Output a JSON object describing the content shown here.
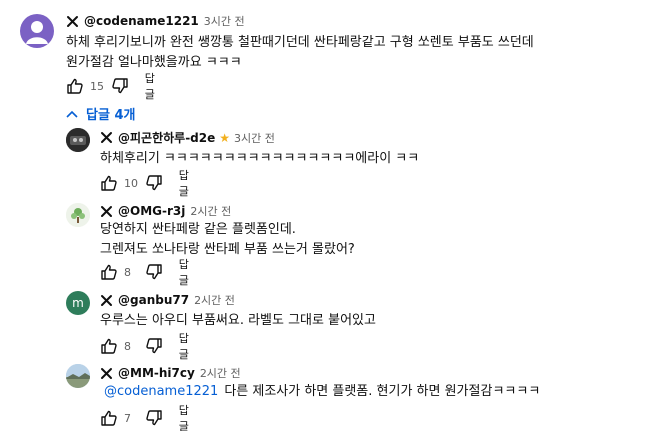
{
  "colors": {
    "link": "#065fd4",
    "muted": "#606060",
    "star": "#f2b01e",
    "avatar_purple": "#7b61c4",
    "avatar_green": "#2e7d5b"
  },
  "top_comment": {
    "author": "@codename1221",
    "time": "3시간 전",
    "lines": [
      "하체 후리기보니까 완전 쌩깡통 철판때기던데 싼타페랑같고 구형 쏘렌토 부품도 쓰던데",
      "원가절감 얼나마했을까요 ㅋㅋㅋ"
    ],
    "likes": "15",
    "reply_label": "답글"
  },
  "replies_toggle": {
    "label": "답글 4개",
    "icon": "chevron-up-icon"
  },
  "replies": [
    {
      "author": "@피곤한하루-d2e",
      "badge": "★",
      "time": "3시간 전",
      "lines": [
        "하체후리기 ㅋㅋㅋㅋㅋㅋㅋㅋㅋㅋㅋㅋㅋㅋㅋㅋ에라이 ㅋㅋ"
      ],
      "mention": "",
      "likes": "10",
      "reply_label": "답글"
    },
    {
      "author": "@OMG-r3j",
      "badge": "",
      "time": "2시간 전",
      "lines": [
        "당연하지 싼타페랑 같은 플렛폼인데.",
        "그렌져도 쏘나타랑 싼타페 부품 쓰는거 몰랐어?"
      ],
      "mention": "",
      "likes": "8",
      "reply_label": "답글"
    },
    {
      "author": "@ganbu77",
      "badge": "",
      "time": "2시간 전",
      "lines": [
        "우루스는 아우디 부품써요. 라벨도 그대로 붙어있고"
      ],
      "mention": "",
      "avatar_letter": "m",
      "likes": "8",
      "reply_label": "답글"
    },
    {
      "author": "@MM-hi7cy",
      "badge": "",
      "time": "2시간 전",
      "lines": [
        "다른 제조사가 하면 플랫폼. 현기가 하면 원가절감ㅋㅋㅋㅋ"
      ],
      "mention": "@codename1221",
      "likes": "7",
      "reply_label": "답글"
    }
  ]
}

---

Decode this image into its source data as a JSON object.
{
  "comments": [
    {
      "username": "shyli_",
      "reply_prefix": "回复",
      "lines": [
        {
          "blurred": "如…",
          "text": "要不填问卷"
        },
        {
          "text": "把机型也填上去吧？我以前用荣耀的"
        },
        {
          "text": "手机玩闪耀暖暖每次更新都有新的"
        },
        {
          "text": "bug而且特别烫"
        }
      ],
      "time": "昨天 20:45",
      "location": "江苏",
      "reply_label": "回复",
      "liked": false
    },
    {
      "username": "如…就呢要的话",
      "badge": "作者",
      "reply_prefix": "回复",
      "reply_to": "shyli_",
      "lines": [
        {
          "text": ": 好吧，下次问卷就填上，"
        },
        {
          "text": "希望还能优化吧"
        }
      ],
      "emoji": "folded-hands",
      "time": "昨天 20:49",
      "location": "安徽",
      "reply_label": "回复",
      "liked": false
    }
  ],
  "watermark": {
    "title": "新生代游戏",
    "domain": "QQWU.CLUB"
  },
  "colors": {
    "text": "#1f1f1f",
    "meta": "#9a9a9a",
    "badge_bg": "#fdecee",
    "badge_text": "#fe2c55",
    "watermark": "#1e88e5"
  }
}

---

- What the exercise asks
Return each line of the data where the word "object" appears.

- Response to this task
Output a JSON object describing the content shown here.
Decode this image into its source data as a JSON object.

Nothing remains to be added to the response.